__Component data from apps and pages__
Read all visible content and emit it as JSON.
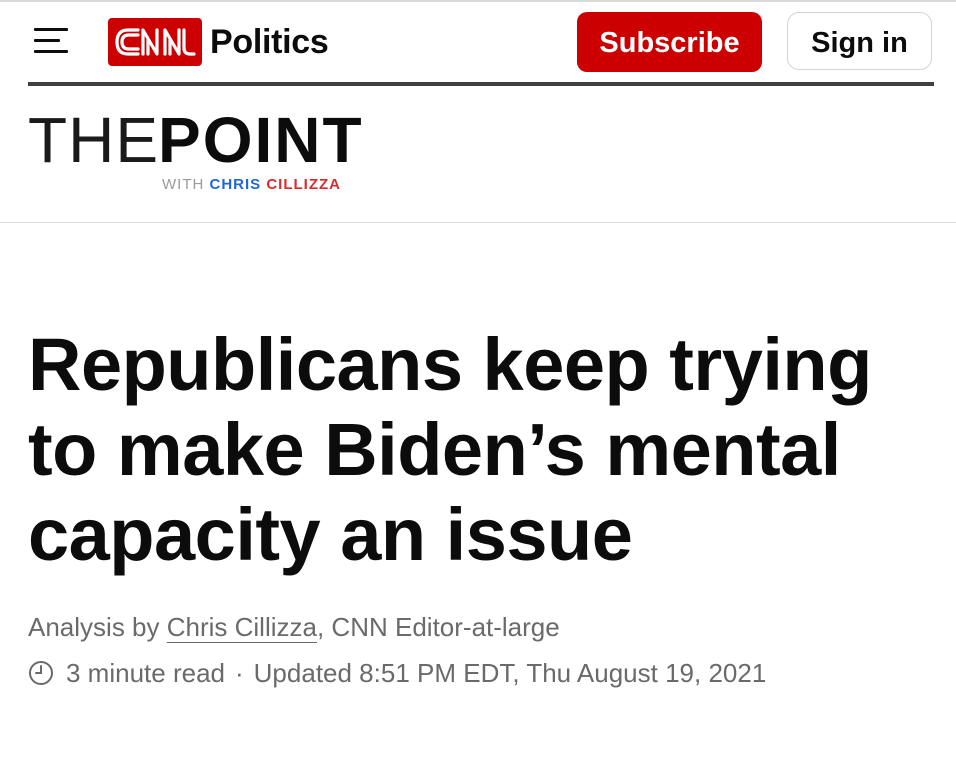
{
  "header": {
    "logo_text": "CNN",
    "section": "Politics",
    "subscribe_label": "Subscribe",
    "signin_label": "Sign in",
    "menu_icon": "hamburger-menu-icon",
    "brand_color": "#cc0000"
  },
  "branding": {
    "the": "THE",
    "point": "POINT",
    "with": "WITH",
    "author_first": "CHRIS",
    "author_last": "CILLIZZA",
    "colors": {
      "first": "#2266dd",
      "last": "#dd2a2a"
    }
  },
  "article": {
    "headline": "Republicans keep trying to make Biden’s mental capacity an issue",
    "byline_prefix": "Analysis by",
    "author": "Chris Cillizza",
    "author_role": ", CNN Editor-at-large",
    "read_time": "3 minute read",
    "separator": "·",
    "updated": "Updated 8:51 PM EDT, Thu August 19, 2021",
    "clock_icon": "clock-icon"
  }
}
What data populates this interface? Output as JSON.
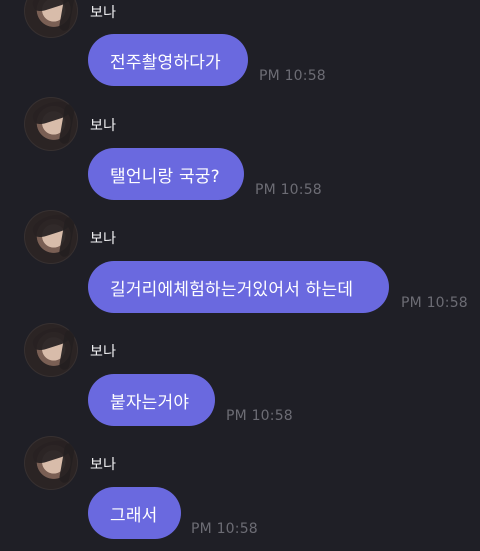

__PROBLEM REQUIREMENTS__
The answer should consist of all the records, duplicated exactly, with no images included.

__YOUR SOLUTION__
Read all visible content and emit it as JSON.
{
  "header": {
    "logo_text": "CNN",
    "section": "Politics",
    "subscribe_label": "Subscribe",
    "signin_label": "Sign in",
    "menu_icon": "hamburger-menu-icon",
    "brand_color": "#cc0000"
  },
  "branding": {
    "the": "THE",
    "point": "POINT",
    "with": "WITH",
    "author_first": "CHRIS",
    "author_last": "CILLIZZA",
    "colors": {
      "first": "#2266dd",
      "last": "#dd2a2a"
    }
  },
  "article": {
    "headline": "Republicans keep trying to make Biden’s mental capacity an issue",
    "byline_prefix": "Analysis by",
    "author": "Chris Cillizza",
    "author_role": ", CNN Editor-at-large",
    "read_time": "3 minute read",
    "separator": "·",
    "updated": "Updated 8:51 PM EDT, Thu August 19, 2021",
    "clock_icon": "clock-icon"
  }
}
What data populates this interface? Output as JSON.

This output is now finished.